__Exercise prompt__. Pictures are to be left out, and every entry repeated exactly.

__Listed entries__.
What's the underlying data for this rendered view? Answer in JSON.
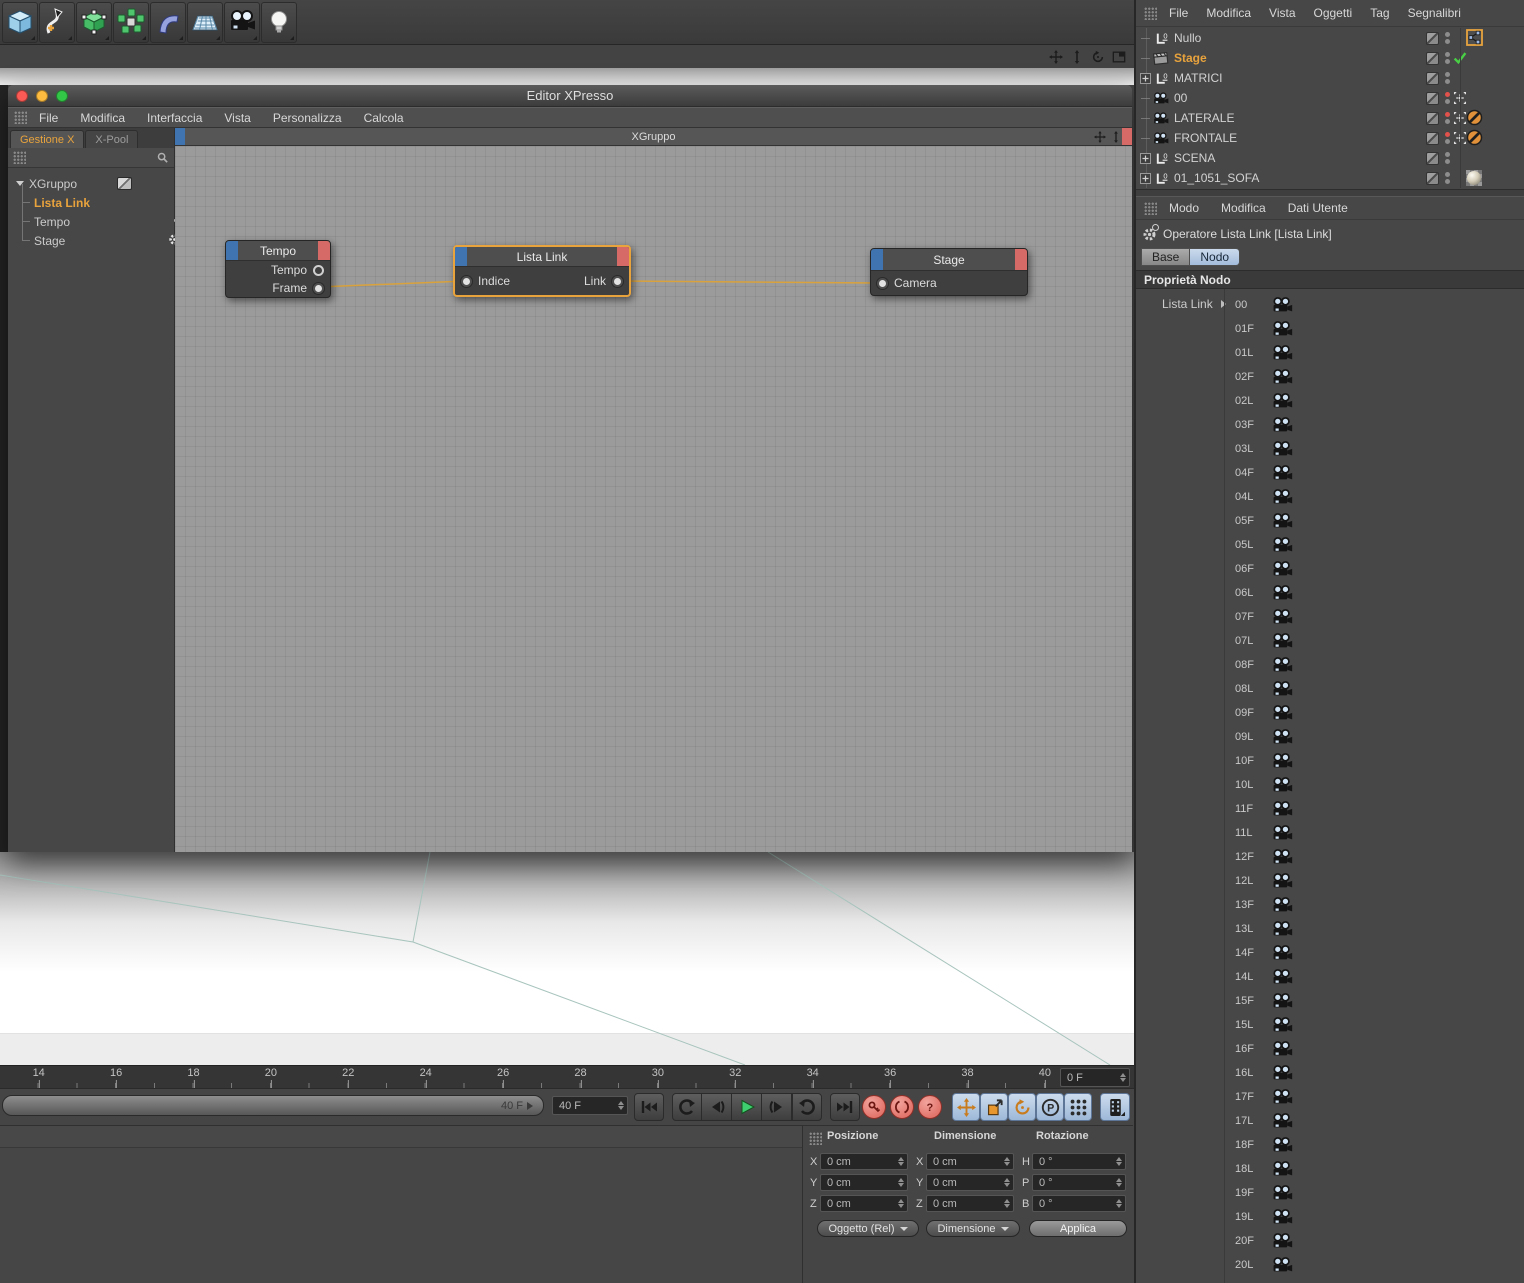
{
  "colors": {
    "accent_orange": "#e8a33d",
    "wire": "#d9a23c",
    "node_blue": "#3f74b0",
    "node_red": "#d56a66",
    "tab_blue": "#aec5e2",
    "play_green": "#3ecf6e",
    "record_red": "#e98b84",
    "canvas_gray": "#9b9b9b"
  },
  "main_toolbar": {
    "icons": [
      "add-cube-icon",
      "draw-spline-icon",
      "make-editable-icon",
      "array-object-icon",
      "bend-deformer-icon",
      "floor-object-icon",
      "camera-object-icon",
      "light-object-icon"
    ]
  },
  "corner_icons": [
    "move-panel-icon",
    "dock-panel-icon",
    "rotate-panel-icon",
    "layout-panel-icon"
  ],
  "xpresso_window": {
    "title": "Editor XPresso",
    "menu_items": [
      "File",
      "Modifica",
      "Interfaccia",
      "Vista",
      "Personalizza",
      "Calcola"
    ],
    "tabs": [
      {
        "label": "Gestione X",
        "active": true
      },
      {
        "label": "X-Pool",
        "active": false
      }
    ],
    "tree": {
      "root_label": "XGruppo",
      "items": [
        {
          "label": "Lista Link",
          "selected": true
        },
        {
          "label": "Tempo",
          "selected": false
        },
        {
          "label": "Stage",
          "selected": false
        }
      ]
    },
    "canvas_title": "XGruppo",
    "nodes": {
      "tempo": {
        "title": "Tempo",
        "ports": [
          {
            "label": "Tempo"
          },
          {
            "label": "Frame"
          }
        ]
      },
      "lista_link": {
        "title": "Lista Link",
        "input": "Indice",
        "output": "Link"
      },
      "stage": {
        "title": "Stage",
        "input": "Camera"
      }
    }
  },
  "object_manager": {
    "menu_items": [
      "File",
      "Modifica",
      "Vista",
      "Oggetti",
      "Tag",
      "Segnalibri"
    ],
    "objects": [
      {
        "name": "Nullo",
        "is_null": true,
        "leaf": true,
        "tag_xpresso": true
      },
      {
        "name": "Stage",
        "is_stage": true,
        "leaf": true,
        "selected": true,
        "tag_check": true
      },
      {
        "name": "MATRICI",
        "is_null": true,
        "expand": true
      },
      {
        "name": "00",
        "is_cam": true,
        "leaf": true,
        "red": true,
        "target": true
      },
      {
        "name": "LATERALE",
        "is_cam": true,
        "leaf": true,
        "red": true,
        "target": true,
        "tag_protection": true
      },
      {
        "name": "FRONTALE",
        "is_cam": true,
        "leaf": true,
        "red": true,
        "target": true,
        "tag_protection": true
      },
      {
        "name": "SCENA",
        "is_null": true,
        "expand": true
      },
      {
        "name": "01_1051_SOFA",
        "is_null": true,
        "expand": true,
        "tag_material": true
      }
    ]
  },
  "attribute_manager": {
    "menu_items": [
      "Modo",
      "Modifica",
      "Dati Utente"
    ],
    "title": "Operatore Lista Link [Lista Link]",
    "tabs": [
      {
        "label": "Base",
        "active": false
      },
      {
        "label": "Nodo",
        "active": true
      }
    ],
    "section_title": "Proprietà Nodo",
    "list_label": "Lista Link",
    "links": [
      "00",
      "01F",
      "01L",
      "02F",
      "02L",
      "03F",
      "03L",
      "04F",
      "04L",
      "05F",
      "05L",
      "06F",
      "06L",
      "07F",
      "07L",
      "08F",
      "08L",
      "09F",
      "09L",
      "10F",
      "10L",
      "11F",
      "11L",
      "12F",
      "12L",
      "13F",
      "13L",
      "14F",
      "14L",
      "15F",
      "15L",
      "16F",
      "16L",
      "17F",
      "17L",
      "18F",
      "18L",
      "19F",
      "19L",
      "20F",
      "20L"
    ]
  },
  "timeline": {
    "ticks": [
      "14",
      "16",
      "18",
      "20",
      "22",
      "24",
      "26",
      "28",
      "30",
      "32",
      "34",
      "36",
      "38",
      "40"
    ],
    "current_frame": "0 F",
    "range_label": "40 F",
    "end_frame": "40 F",
    "transport_icons": [
      "goto-start-icon",
      "prev-key-icon",
      "prev-frame-icon",
      "play-icon",
      "next-frame-icon",
      "next-key-icon",
      "goto-end-icon",
      "record-key-icon",
      "autokey-icon",
      "record-help-icon",
      "key-position-icon",
      "key-scale-icon",
      "key-rotation-icon",
      "key-parameter-icon",
      "key-pla-icon",
      "timeline-icon"
    ]
  },
  "coordinates": {
    "position": {
      "title": "Posizione",
      "rows": [
        {
          "axis": "X",
          "value": "0 cm"
        },
        {
          "axis": "Y",
          "value": "0 cm"
        },
        {
          "axis": "Z",
          "value": "0 cm"
        }
      ],
      "button": "Oggetto (Rel)"
    },
    "size": {
      "title": "Dimensione",
      "rows": [
        {
          "axis": "X",
          "value": "0 cm"
        },
        {
          "axis": "Y",
          "value": "0 cm"
        },
        {
          "axis": "Z",
          "value": "0 cm"
        }
      ],
      "button": "Dimensione"
    },
    "rotation": {
      "title": "Rotazione",
      "rows": [
        {
          "axis": "H",
          "value": "0 °"
        },
        {
          "axis": "P",
          "value": "0 °"
        },
        {
          "axis": "B",
          "value": "0 °"
        }
      ],
      "button": "Applica"
    }
  }
}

__Answer box__.
What's the underlying data for this rendered view? Answer in JSON.
{
  "colors": {
    "accent_orange": "#e8a33d",
    "wire": "#d9a23c",
    "node_blue": "#3f74b0",
    "node_red": "#d56a66",
    "tab_blue": "#aec5e2",
    "play_green": "#3ecf6e",
    "record_red": "#e98b84",
    "canvas_gray": "#9b9b9b"
  },
  "main_toolbar": {
    "icons": [
      "add-cube-icon",
      "draw-spline-icon",
      "make-editable-icon",
      "array-object-icon",
      "bend-deformer-icon",
      "floor-object-icon",
      "camera-object-icon",
      "light-object-icon"
    ]
  },
  "corner_icons": [
    "move-panel-icon",
    "dock-panel-icon",
    "rotate-panel-icon",
    "layout-panel-icon"
  ],
  "xpresso_window": {
    "title": "Editor XPresso",
    "menu_items": [
      "File",
      "Modifica",
      "Interfaccia",
      "Vista",
      "Personalizza",
      "Calcola"
    ],
    "tabs": [
      {
        "label": "Gestione X",
        "active": true
      },
      {
        "label": "X-Pool",
        "active": false
      }
    ],
    "tree": {
      "root_label": "XGruppo",
      "items": [
        {
          "label": "Lista Link",
          "selected": true
        },
        {
          "label": "Tempo",
          "selected": false
        },
        {
          "label": "Stage",
          "selected": false
        }
      ]
    },
    "canvas_title": "XGruppo",
    "nodes": {
      "tempo": {
        "title": "Tempo",
        "ports": [
          {
            "label": "Tempo"
          },
          {
            "label": "Frame"
          }
        ]
      },
      "lista_link": {
        "title": "Lista Link",
        "input": "Indice",
        "output": "Link"
      },
      "stage": {
        "title": "Stage",
        "input": "Camera"
      }
    }
  },
  "object_manager": {
    "menu_items": [
      "File",
      "Modifica",
      "Vista",
      "Oggetti",
      "Tag",
      "Segnalibri"
    ],
    "objects": [
      {
        "name": "Nullo",
        "is_null": true,
        "leaf": true,
        "tag_xpresso": true
      },
      {
        "name": "Stage",
        "is_stage": true,
        "leaf": true,
        "selected": true,
        "tag_check": true
      },
      {
        "name": "MATRICI",
        "is_null": true,
        "expand": true
      },
      {
        "name": "00",
        "is_cam": true,
        "leaf": true,
        "red": true,
        "target": true
      },
      {
        "name": "LATERALE",
        "is_cam": true,
        "leaf": true,
        "red": true,
        "target": true,
        "tag_protection": true
      },
      {
        "name": "FRONTALE",
        "is_cam": true,
        "leaf": true,
        "red": true,
        "target": true,
        "tag_protection": true
      },
      {
        "name": "SCENA",
        "is_null": true,
        "expand": true
      },
      {
        "name": "01_1051_SOFA",
        "is_null": true,
        "expand": true,
        "tag_material": true
      }
    ]
  },
  "attribute_manager": {
    "menu_items": [
      "Modo",
      "Modifica",
      "Dati Utente"
    ],
    "title": "Operatore Lista Link [Lista Link]",
    "tabs": [
      {
        "label": "Base",
        "active": false
      },
      {
        "label": "Nodo",
        "active": true
      }
    ],
    "section_title": "Proprietà Nodo",
    "list_label": "Lista Link",
    "links": [
      "00",
      "01F",
      "01L",
      "02F",
      "02L",
      "03F",
      "03L",
      "04F",
      "04L",
      "05F",
      "05L",
      "06F",
      "06L",
      "07F",
      "07L",
      "08F",
      "08L",
      "09F",
      "09L",
      "10F",
      "10L",
      "11F",
      "11L",
      "12F",
      "12L",
      "13F",
      "13L",
      "14F",
      "14L",
      "15F",
      "15L",
      "16F",
      "16L",
      "17F",
      "17L",
      "18F",
      "18L",
      "19F",
      "19L",
      "20F",
      "20L"
    ]
  },
  "timeline": {
    "ticks": [
      "14",
      "16",
      "18",
      "20",
      "22",
      "24",
      "26",
      "28",
      "30",
      "32",
      "34",
      "36",
      "38",
      "40"
    ],
    "current_frame": "0 F",
    "range_label": "40 F",
    "end_frame": "40 F",
    "transport_icons": [
      "goto-start-icon",
      "prev-key-icon",
      "prev-frame-icon",
      "play-icon",
      "next-frame-icon",
      "next-key-icon",
      "goto-end-icon",
      "record-key-icon",
      "autokey-icon",
      "record-help-icon",
      "key-position-icon",
      "key-scale-icon",
      "key-rotation-icon",
      "key-parameter-icon",
      "key-pla-icon",
      "timeline-icon"
    ]
  },
  "coordinates": {
    "position": {
      "title": "Posizione",
      "rows": [
        {
          "axis": "X",
          "value": "0 cm"
        },
        {
          "axis": "Y",
          "value": "0 cm"
        },
        {
          "axis": "Z",
          "value": "0 cm"
        }
      ],
      "button": "Oggetto (Rel)"
    },
    "size": {
      "title": "Dimensione",
      "rows": [
        {
          "axis": "X",
          "value": "0 cm"
        },
        {
          "axis": "Y",
          "value": "0 cm"
        },
        {
          "axis": "Z",
          "value": "0 cm"
        }
      ],
      "button": "Dimensione"
    },
    "rotation": {
      "title": "Rotazione",
      "rows": [
        {
          "axis": "H",
          "value": "0 °"
        },
        {
          "axis": "P",
          "value": "0 °"
        },
        {
          "axis": "B",
          "value": "0 °"
        }
      ],
      "button": "Applica"
    }
  }
}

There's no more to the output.